Soils in the Basic Mesic Hardwood Forest are relatively fertile because in many places they are underlain by bedrock rich in basic elements such as calcium and magnesium. Ecobit: Defining Terms: "Basic" and "Acidic" These rocks are typically igneous rocks that can be described as mafic—that is, full of dark minerals that are sources of calcium and magnesium such as biotite, hornblende, and pyroxene.
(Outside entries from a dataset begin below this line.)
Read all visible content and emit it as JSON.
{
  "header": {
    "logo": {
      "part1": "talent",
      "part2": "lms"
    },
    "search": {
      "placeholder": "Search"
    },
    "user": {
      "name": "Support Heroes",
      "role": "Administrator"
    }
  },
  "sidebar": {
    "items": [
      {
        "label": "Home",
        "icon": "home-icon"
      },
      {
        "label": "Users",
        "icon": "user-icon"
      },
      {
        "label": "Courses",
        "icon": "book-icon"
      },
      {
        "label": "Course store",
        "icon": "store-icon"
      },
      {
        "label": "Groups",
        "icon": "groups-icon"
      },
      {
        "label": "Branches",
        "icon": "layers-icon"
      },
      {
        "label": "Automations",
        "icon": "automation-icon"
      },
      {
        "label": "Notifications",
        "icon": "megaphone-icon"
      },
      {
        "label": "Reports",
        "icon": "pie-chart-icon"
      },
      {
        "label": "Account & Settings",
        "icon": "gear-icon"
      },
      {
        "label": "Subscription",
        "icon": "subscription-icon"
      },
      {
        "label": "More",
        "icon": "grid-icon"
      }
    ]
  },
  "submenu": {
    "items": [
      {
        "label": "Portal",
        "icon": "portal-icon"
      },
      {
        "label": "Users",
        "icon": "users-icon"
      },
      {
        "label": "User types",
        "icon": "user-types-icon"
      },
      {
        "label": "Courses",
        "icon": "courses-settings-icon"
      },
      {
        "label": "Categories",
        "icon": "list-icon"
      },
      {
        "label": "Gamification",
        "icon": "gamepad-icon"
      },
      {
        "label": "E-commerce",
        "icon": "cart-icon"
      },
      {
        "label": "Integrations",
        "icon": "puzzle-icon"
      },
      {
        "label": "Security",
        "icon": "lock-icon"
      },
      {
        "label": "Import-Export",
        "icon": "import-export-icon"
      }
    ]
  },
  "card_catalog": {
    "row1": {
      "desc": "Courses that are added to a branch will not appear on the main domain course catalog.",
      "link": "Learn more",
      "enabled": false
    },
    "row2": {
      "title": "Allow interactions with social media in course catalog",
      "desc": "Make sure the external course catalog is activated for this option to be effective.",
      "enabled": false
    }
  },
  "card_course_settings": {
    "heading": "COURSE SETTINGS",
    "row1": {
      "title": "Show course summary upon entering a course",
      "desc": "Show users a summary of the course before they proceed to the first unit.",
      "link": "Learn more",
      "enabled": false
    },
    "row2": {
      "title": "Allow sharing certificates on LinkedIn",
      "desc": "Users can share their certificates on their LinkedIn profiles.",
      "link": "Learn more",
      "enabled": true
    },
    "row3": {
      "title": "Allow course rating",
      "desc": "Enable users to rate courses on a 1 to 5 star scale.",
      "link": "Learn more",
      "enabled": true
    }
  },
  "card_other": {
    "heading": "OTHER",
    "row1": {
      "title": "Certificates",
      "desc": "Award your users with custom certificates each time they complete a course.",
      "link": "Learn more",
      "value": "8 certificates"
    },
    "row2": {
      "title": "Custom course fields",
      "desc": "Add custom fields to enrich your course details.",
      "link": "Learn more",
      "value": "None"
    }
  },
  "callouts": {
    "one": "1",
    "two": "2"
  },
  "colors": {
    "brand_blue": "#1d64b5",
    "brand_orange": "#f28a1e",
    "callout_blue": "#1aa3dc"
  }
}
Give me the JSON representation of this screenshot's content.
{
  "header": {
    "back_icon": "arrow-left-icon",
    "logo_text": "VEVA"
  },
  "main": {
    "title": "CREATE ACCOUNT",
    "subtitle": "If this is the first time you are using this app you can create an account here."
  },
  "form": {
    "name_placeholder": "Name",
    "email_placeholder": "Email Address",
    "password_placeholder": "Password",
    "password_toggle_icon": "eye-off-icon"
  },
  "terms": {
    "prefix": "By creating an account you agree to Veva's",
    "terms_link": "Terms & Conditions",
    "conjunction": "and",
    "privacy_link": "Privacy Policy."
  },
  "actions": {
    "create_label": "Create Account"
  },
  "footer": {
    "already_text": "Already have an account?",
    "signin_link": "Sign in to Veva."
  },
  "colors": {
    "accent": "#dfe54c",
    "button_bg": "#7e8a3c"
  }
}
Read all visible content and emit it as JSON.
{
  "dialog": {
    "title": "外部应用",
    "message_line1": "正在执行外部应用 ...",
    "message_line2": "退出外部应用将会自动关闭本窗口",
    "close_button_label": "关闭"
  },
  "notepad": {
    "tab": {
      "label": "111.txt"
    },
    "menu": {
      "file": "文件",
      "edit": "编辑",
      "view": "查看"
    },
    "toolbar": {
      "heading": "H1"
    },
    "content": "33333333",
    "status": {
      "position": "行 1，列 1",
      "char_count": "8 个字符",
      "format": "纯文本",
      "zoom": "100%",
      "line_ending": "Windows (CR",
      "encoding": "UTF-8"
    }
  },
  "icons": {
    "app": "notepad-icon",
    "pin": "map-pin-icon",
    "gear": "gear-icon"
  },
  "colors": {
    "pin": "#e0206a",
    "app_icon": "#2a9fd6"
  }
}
Rocks in the park with these minerals include gabbro and tonalites that are rich in mafic minerals such as biotite, hornblende, and garnet.

These relatively fertile, well-drained soils are fairly uncommon in the park, found mostly west of where the Laurel Formation bedrock lies, on the opposite side of a geologic fault.

Occasionally, small patches of Basic Mesic Hardwood Forest can be found in the middle of areas that are otherwise underlain by acidic bedrock, such as the metasedimentary Laurel or Sykesville Formation (as seen in Battery Kemble Park). These may occur

  • where soils are influenced by unmapped blocks of basic igneous rock that were trapped in the acidic bedrock during its formation, or
  • where slope processes have transported nutrient-rich sediments downslope from areas of basic rock intrusions, or
  • where otherwise acidic soils receive calcium-rich groundwater that has percolated through basic rock on its gravity-led underground journey.

Exceptionally large trees may be a clue to enriched groundwater or soils.